**YOUR OBJECTIVE:**
Without including any images, repeat the listing below exactly.

**DATA RECORDS:**
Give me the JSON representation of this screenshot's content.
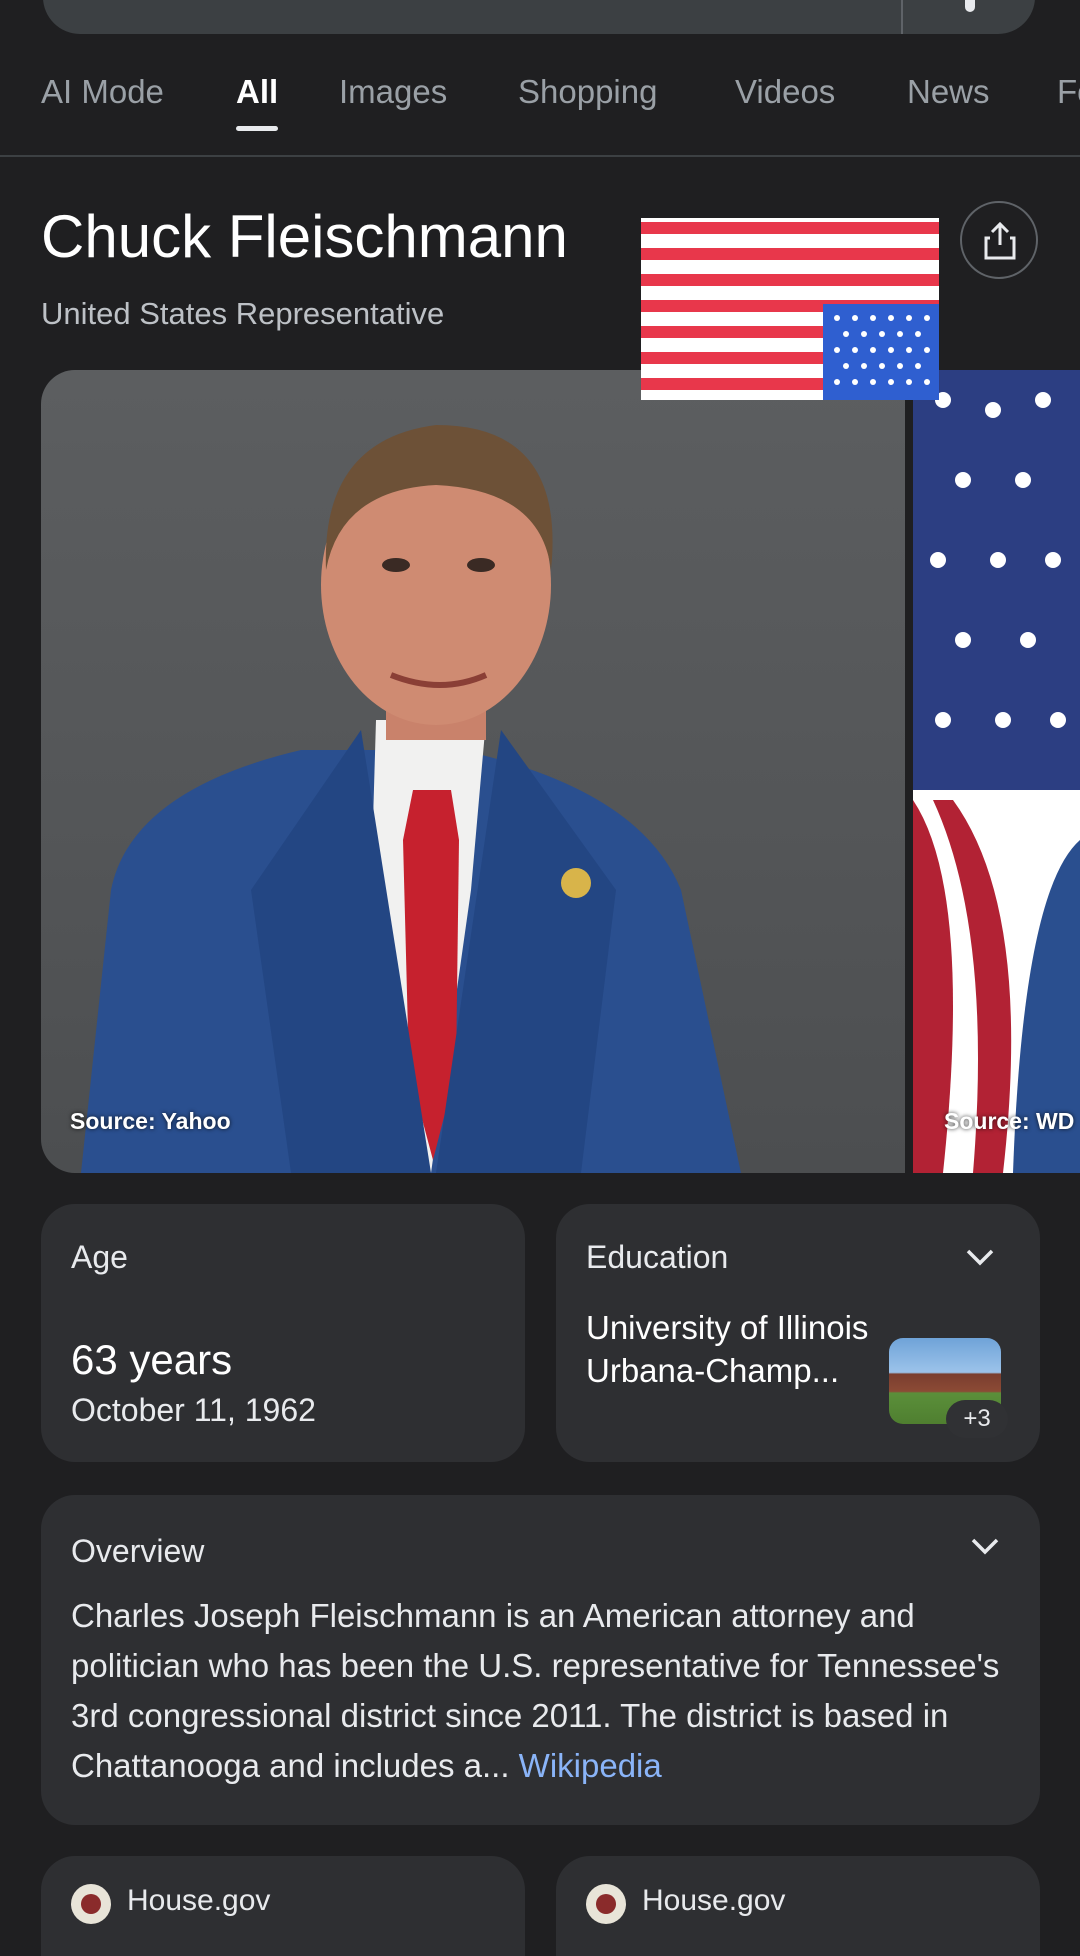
{
  "tabs": [
    {
      "label": "AI Mode",
      "active": false
    },
    {
      "label": "All",
      "active": true
    },
    {
      "label": "Images",
      "active": false
    },
    {
      "label": "Shopping",
      "active": false
    },
    {
      "label": "Videos",
      "active": false
    },
    {
      "label": "News",
      "active": false
    },
    {
      "label": "Fo",
      "active": false
    }
  ],
  "header": {
    "title": "Chuck Fleischmann",
    "subtitle": "United States Representative",
    "share_icon": "share-icon"
  },
  "images": [
    {
      "source": "Source: Yahoo"
    },
    {
      "source": "Source: WD"
    }
  ],
  "age_card": {
    "label": "Age",
    "value": "63 years",
    "date": "October 11, 1962"
  },
  "education_card": {
    "label": "Education",
    "school": "University of Illinois Urbana-Champ...",
    "more_count": "+3"
  },
  "overview_card": {
    "label": "Overview",
    "text": "Charles Joseph Fleischmann is an American attorney and politician who has been the U.S. representative for Tennessee's 3rd congressional district since 2011. The district is based in Chattanooga and includes a...",
    "link": "Wikipedia"
  },
  "sources": [
    {
      "name": "House.gov"
    },
    {
      "name": "House.gov"
    }
  ],
  "colors": {
    "background": "#1f1f21",
    "card": "#2e2f32",
    "link": "#8ab4f8"
  }
}
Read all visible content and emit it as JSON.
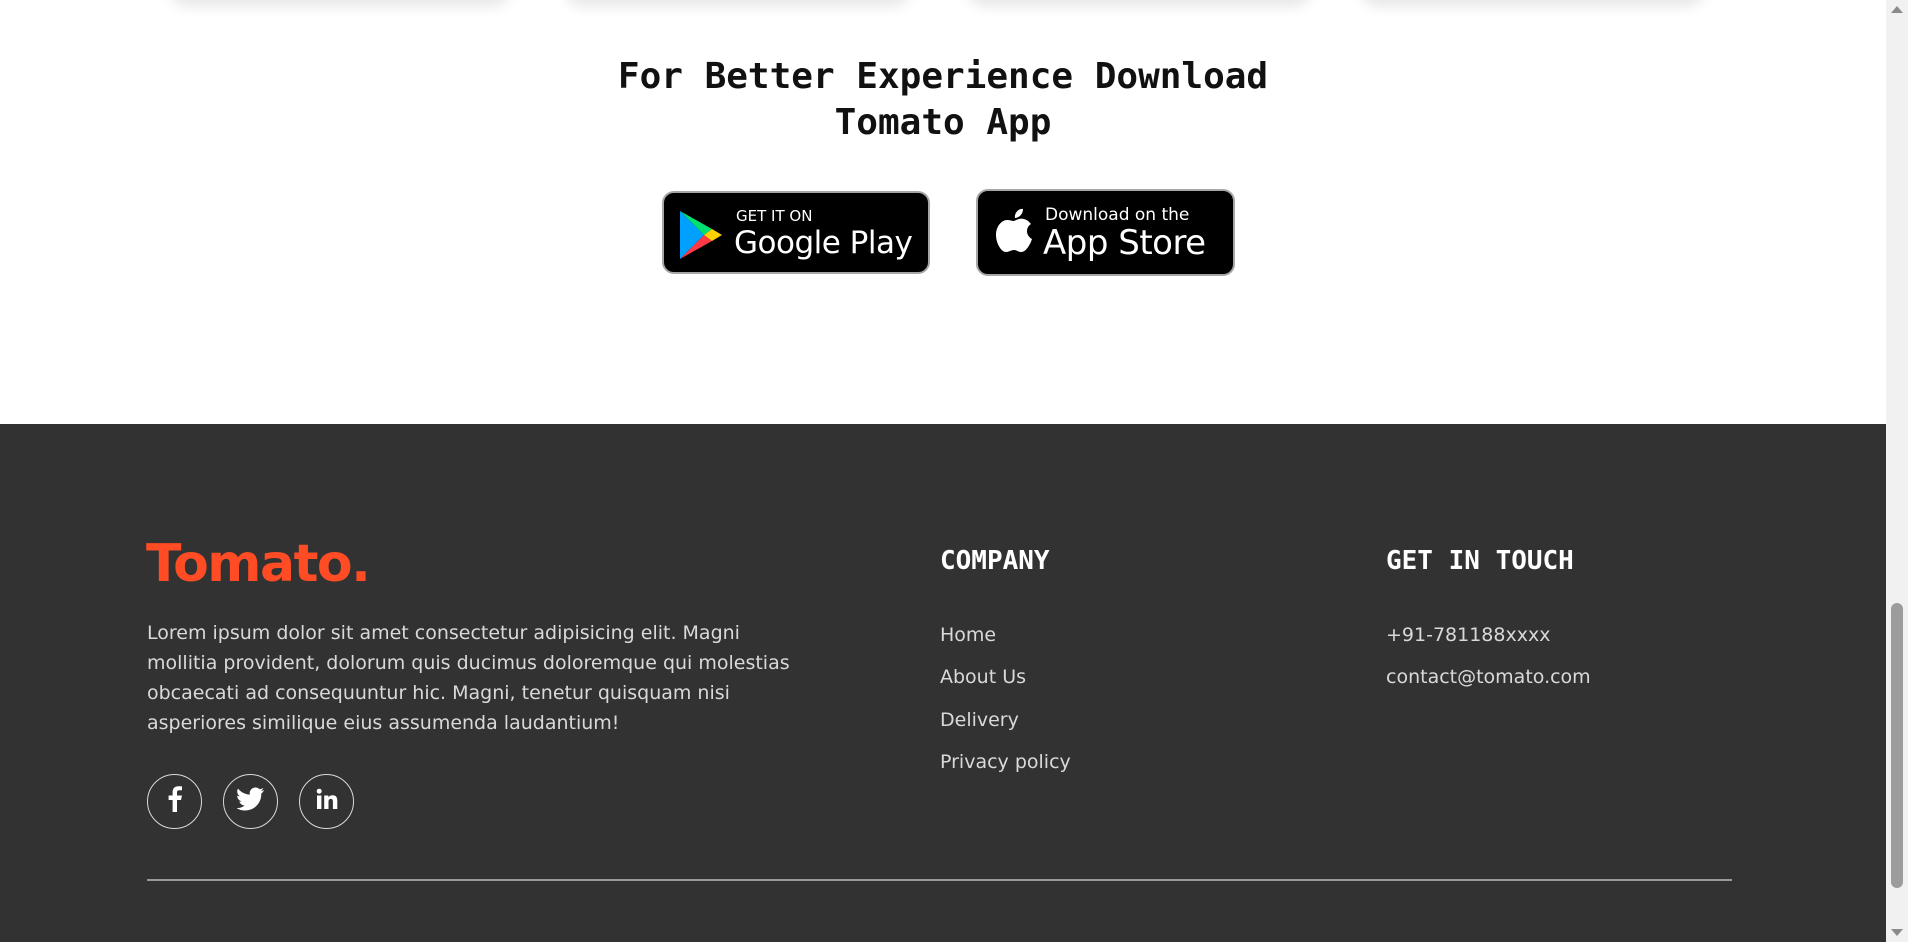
{
  "app_download": {
    "title_line1": "For Better Experience Download",
    "title_line2": "Tomato App",
    "google_play": {
      "small": "GET IT ON",
      "big": "Google Play",
      "icon": "google-play-icon"
    },
    "app_store": {
      "small": "Download on the",
      "big": "App Store",
      "icon": "apple-icon"
    }
  },
  "footer": {
    "logo": "Tomato.",
    "about": "Lorem ipsum dolor sit amet consectetur adipisicing elit. Magni mollitia provident, dolorum quis ducimus doloremque qui molestias obcaecati ad consequuntur hic. Magni, tenetur quisquam nisi asperiores similique eius assumenda laudantium!",
    "social": [
      {
        "icon": "facebook-icon"
      },
      {
        "icon": "twitter-icon"
      },
      {
        "icon": "linkedin-icon"
      }
    ],
    "company": {
      "title": "COMPANY",
      "links": [
        "Home",
        "About Us",
        "Delivery",
        "Privacy policy"
      ]
    },
    "contact": {
      "title": "GET IN TOUCH",
      "phone": "+91-781188xxxx",
      "email": "contact@tomato.com"
    }
  },
  "colors": {
    "brand": "#ff4c24",
    "footer_bg": "#323232",
    "footer_text": "#d9d9d9"
  }
}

**WRITTEN SOLUTION:**
Give me the JSON representation of this screenshot's content.
{
  "tabs": [
    {
      "label": "AI Mode",
      "active": false
    },
    {
      "label": "All",
      "active": true
    },
    {
      "label": "Images",
      "active": false
    },
    {
      "label": "Shopping",
      "active": false
    },
    {
      "label": "Videos",
      "active": false
    },
    {
      "label": "News",
      "active": false
    },
    {
      "label": "Fo",
      "active": false
    }
  ],
  "header": {
    "title": "Chuck Fleischmann",
    "subtitle": "United States Representative",
    "share_icon": "share-icon"
  },
  "images": [
    {
      "source": "Source: Yahoo"
    },
    {
      "source": "Source: WD"
    }
  ],
  "age_card": {
    "label": "Age",
    "value": "63 years",
    "date": "October 11, 1962"
  },
  "education_card": {
    "label": "Education",
    "school": "University of Illinois Urbana-Champ...",
    "more_count": "+3"
  },
  "overview_card": {
    "label": "Overview",
    "text": "Charles Joseph Fleischmann is an American attorney and politician who has been the U.S. representative for Tennessee's 3rd congressional district since 2011. The district is based in Chattanooga and includes a...",
    "link": "Wikipedia"
  },
  "sources": [
    {
      "name": "House.gov"
    },
    {
      "name": "House.gov"
    }
  ],
  "colors": {
    "background": "#1f1f21",
    "card": "#2e2f32",
    "link": "#8ab4f8"
  }
}
Read all visible content and emit it as JSON.
{
  "app_download": {
    "title_line1": "For Better Experience Download",
    "title_line2": "Tomato App",
    "google_play": {
      "small": "GET IT ON",
      "big": "Google Play",
      "icon": "google-play-icon"
    },
    "app_store": {
      "small": "Download on the",
      "big": "App Store",
      "icon": "apple-icon"
    }
  },
  "footer": {
    "logo": "Tomato.",
    "about": "Lorem ipsum dolor sit amet consectetur adipisicing elit. Magni mollitia provident, dolorum quis ducimus doloremque qui molestias obcaecati ad consequuntur hic. Magni, tenetur quisquam nisi asperiores similique eius assumenda laudantium!",
    "social": [
      {
        "icon": "facebook-icon"
      },
      {
        "icon": "twitter-icon"
      },
      {
        "icon": "linkedin-icon"
      }
    ],
    "company": {
      "title": "COMPANY",
      "links": [
        "Home",
        "About Us",
        "Delivery",
        "Privacy policy"
      ]
    },
    "contact": {
      "title": "GET IN TOUCH",
      "phone": "+91-781188xxxx",
      "email": "contact@tomato.com"
    }
  },
  "colors": {
    "brand": "#ff4c24",
    "footer_bg": "#323232",
    "footer_text": "#d9d9d9"
  }
}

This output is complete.